There a is a page late in the memoir where Alexandra quotes her sister Susanna from her writing on their father's death. Her sister's writing feels much more incisive and sensitive than what we've been wading through.
The second half of the book feels gossipy, unenlightened: standard growing-up memoir material (too much about boyfriends, traipsing about on Martha's Vineyard). Perhaps she needed more distance than she had at the time of this writing. A complex, depressive, sometimes hurtful man, Styron evoked complicated emotions from his daughter, and I don't feel that she fully explores these.
Am I being unfair? I can't stand it when the mother or father in a memoir is referred to as Mommy or Daddy (The Color of Water is another example)...surely the son or daughter outgrew this appellation? Maybe not. Maybe Daddy was what she called her father all his life: but does the reader need to hear it too? Daddy grates.(less)
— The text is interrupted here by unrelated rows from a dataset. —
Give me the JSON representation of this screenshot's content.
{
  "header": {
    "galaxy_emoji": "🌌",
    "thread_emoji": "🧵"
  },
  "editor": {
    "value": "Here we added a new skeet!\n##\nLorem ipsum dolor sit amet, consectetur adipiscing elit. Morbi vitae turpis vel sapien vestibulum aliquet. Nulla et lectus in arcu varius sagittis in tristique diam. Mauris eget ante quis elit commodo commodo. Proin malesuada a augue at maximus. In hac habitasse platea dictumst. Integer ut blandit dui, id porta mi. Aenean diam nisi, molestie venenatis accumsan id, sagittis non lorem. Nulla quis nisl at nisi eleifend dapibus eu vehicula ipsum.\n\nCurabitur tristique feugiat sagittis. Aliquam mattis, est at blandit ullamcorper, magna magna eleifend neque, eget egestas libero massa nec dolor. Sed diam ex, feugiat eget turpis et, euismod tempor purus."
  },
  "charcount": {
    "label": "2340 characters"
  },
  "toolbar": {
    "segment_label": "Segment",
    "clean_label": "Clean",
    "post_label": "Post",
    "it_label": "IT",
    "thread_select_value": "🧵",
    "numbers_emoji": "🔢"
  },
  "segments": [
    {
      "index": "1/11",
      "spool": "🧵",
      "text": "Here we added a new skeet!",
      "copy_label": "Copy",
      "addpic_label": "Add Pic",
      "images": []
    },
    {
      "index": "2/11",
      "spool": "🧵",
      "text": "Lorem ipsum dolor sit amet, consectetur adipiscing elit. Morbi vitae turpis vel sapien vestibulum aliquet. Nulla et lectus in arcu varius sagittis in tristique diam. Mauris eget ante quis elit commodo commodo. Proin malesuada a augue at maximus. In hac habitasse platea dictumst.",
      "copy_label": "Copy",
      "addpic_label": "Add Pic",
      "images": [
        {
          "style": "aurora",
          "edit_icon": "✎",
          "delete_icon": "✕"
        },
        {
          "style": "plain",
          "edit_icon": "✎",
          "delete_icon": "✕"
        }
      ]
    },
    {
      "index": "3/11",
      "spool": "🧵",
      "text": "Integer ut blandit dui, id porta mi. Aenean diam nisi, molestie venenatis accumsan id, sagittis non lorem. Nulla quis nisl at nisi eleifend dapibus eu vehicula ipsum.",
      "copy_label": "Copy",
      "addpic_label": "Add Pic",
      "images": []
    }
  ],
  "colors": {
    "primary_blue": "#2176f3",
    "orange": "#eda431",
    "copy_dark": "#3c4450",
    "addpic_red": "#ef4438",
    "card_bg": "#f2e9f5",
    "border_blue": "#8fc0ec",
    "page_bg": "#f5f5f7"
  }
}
Susan Gardner is a poet and artist whose memoir, Drawing the Line, chronicles the life of a woman who increasingly places the rigor and discipline of art and the act of creation at the center of her life. But Gardner’s memoir is most interesting and impressive for its chronicle of the life of a highly intelligent, capable woman who, given the times, familial, marital and societal expectations, consistently finds her ambitions thwarted (enrollment at M.I.T. is rejected by her parents in favor of Hunter College; later as the only woman in the international relations doctoral program at Johns Hopkins, she’s told by her advisor: “It’s too bad you’re here, but the university has decided to admit women to this program. You were the best qualified. I hope you aren’t wasting a space that could be better used by someone else” (97)). Her husband’s career in the foreign service takes them for several years at a time to Korea, Japan, Washington D.C. suburbs, and Mexico. Yet despite these many moves, an increasingly difficult, even abusive marriage, Gardner is able to devote herself to her sons, and enjoy the demands of motherhood. At the same time she finds her way around obstacles and limitations (foreign service wives were not allowed to work at this time) to a life of great integrity and accomplishment that includes teaching, public service, fluency in first Korean and then Japanese, along with painting, drawing, printmaking, gallery shows and expositions. Carving out a path that is her own, Gardner eventually journeys to Santa Fe, New Mexico, where in time, an unsought but ultimately welcomed second marriage begins and a dizzying number of houses are bought and reconstructed until the right one is settled upon.
After an initial chapter in Mexico, Drawing the Line follows Gardner’s life chronologically in a manner that is not markedly artful or poetic but one which the reader comes to find increasingly compelling. The balance Gardner strikes between reserve and divulgence seems right, and the honesty and clear-sightedness with which she relates the continual challenges (the loss of a child, her husband’s affairs, exclusion from the working sphere abroad) as well as the resources she is able to draw from in facing them bind the reader to her with great compassion and respect. Wherever she lives, she attempts to reach out, to create community, a life much larger than the one prescribed to her. “From very early childhood I learned that because I was able to, I must do what was required of me,” (90) Susan Gardner writes. Here she chronicles her journey from meeting the requirements of being a daughter, sister, wife, mother, foreign service spouse, to those dictated by her art and her heart. Gardner’s memoir will interest many, and to those women who struggle still against the dictates of society or their own upbringing, it provides an important example, a path of encouragement and a means of support.(less)